Southern Magnolias are planted for their shade and their evergreen foliage. There are deciduous Magnolias that lose their leaves in the winter and have large, usually purple or pink flowers. There are some new yellow blooming Magnolias but they are a rare find in this area. The ones that lose their leaves are usually planted for their flowers.
Magnolias generally have few issues that will be fatal. Maybe unsightly, but not fatal. Their bark is thin, so they are prone to winter freeze damage and bark cracking. Scale often attack leaves and stems. Both hard and soft scale tend to attack them. The scale insects are not fatal, but they produce honeydew which brings black sooty mold growth, which makes the tree unsightly and blocks chlorophyll. Another pest that likes to attack Magnolias is Sapsuckers. Sapsuckers are birds like woodpeckers that drill into the bark making a line of holes in the tree. When Sapsucker damage is extreme water flow to through the tree is reduced weakening it. Each hole is an open wound for disease and insects to get inside the tree. Occasionally leaf miners will harbor in leaves, but this is usually minor damage and only damages the leaves. They will look like squiggly lines on the leaves.
Magnolias could be attacked by many diseases but the hot dry North Texas weather keeps most of the diseases from becoming an issue. The main Magnolia disease seen in this area is Bacterial Leaf Spot. You will see spots on the leaves, usually, these spots are silver inside and may have a yellow halo around them.
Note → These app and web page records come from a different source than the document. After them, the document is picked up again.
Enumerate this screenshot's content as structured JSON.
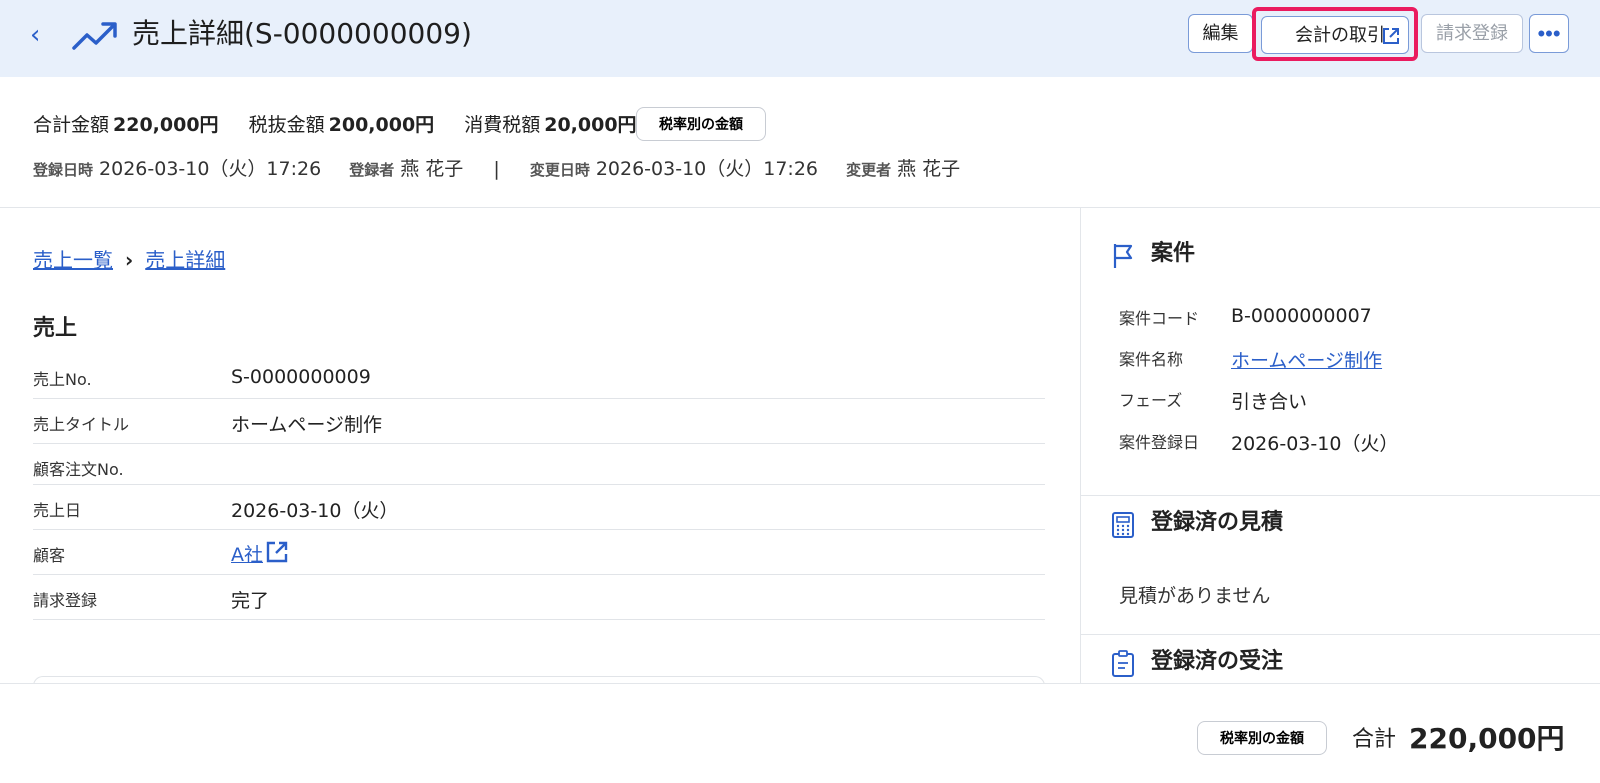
{
  "header": {
    "title": "売上詳細(S-0000000009)",
    "buttons": {
      "edit": "編集",
      "accounting": "会計の取引",
      "invoice_register": "請求登録",
      "more": "•••"
    }
  },
  "summary": {
    "total_label": "合計金額",
    "total_value": "220,000円",
    "pretax_label": "税抜金額",
    "pretax_value": "200,000円",
    "tax_label": "消費税額",
    "tax_value": "20,000円",
    "tax_rate_button": "税率別の金額",
    "registered_at_label": "登録日時",
    "registered_at": "2026-03-10（火）17:26",
    "registered_by_label": "登録者",
    "registered_by": "燕 花子",
    "separator": "|",
    "updated_at_label": "変更日時",
    "updated_at": "2026-03-10（火）17:26",
    "updated_by_label": "変更者",
    "updated_by": "燕 花子"
  },
  "breadcrumb": {
    "items": [
      "売上一覧",
      "売上詳細"
    ]
  },
  "sales": {
    "section_title": "売上",
    "rows": [
      {
        "label": "売上No.",
        "value": "S-0000000009"
      },
      {
        "label": "売上タイトル",
        "value": "ホームページ制作"
      },
      {
        "label": "顧客注文No.",
        "value": ""
      },
      {
        "label": "売上日",
        "value": "2026-03-10（火）"
      },
      {
        "label": "顧客",
        "value": "A社"
      },
      {
        "label": "請求登録",
        "value": "完了"
      }
    ]
  },
  "project": {
    "title": "案件",
    "rows": [
      {
        "label": "案件コード",
        "value": "B-0000000007"
      },
      {
        "label": "案件名称",
        "value": "ホームページ制作"
      },
      {
        "label": "フェーズ",
        "value": "引き合い"
      },
      {
        "label": "案件登録日",
        "value": "2026-03-10（火）"
      }
    ]
  },
  "estimates": {
    "title": "登録済の見積",
    "empty": "見積がありません"
  },
  "orders": {
    "title": "登録済の受注"
  },
  "footer": {
    "tax_rate_button": "税率別の金額",
    "total_label": "合計",
    "total_value": "220,000円"
  },
  "colors": {
    "accent": "#2b5fc9",
    "highlight": "#ea1b5f",
    "header_bg": "#e8f0fb"
  }
}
Keeping them sprayed every 4-6 weeks will help keep them healthy.
Iron and Zinc deficiencies are two of the most widely lacking micro-nutrients for magnolias in this area. Zinc is needed for blooms while Iron is needed to prevent yellowing of the leaves. Magnolias prefer acidic soils. They will grow in alkaline soils like North Texas soils tend to be but they do not get large and grow very slowly. Magnolias are one of those species that require certain micro-nutrients in larger amounts than other species.
At least yearly fertilization of Magnolias in North Texas is also recommended. Two or three feeding would be better. Make sure the pH around your magnolia is optimum so that it can take up the nutrients. You can add some peat moss in with the original soil you took out of the planting hole when you plant a Magnolia. The peat will lower the pH, making the soil more acidic like the tree prefers.
Before you plant a Magnolia tree, make sure you have enough room. Southern Magnolias need at least one hundred and eighty square feet to grow, maturing at up to 90 feet tall and 40 feet wide. Deciduous magnolias are smaller and take up less room. Try the “Girl” varieties such as Ann, Jane, or Betty. These all bloom pink-purple.
It takes 3 to 10 years for Southern magnolias to bloom. When they do, flowers can measure 12 to 14 inches across.
A good evergreen variety for North Texas would be Little Gem Magnolia. Little Gem produces large, fragrant, white flowers that reach a width of 8 inches. It will produce flowers for 6 months every year. Little Gem leaves are leathery with a deep, glossy green color on top and a bronze brown, fuzzy underside. Mature height is about 20-25 feet tall and grows about 1 foot per year.
We can help you with your Magnolias and other landscape plants. Call us today for a quote on Tree and Shrub care.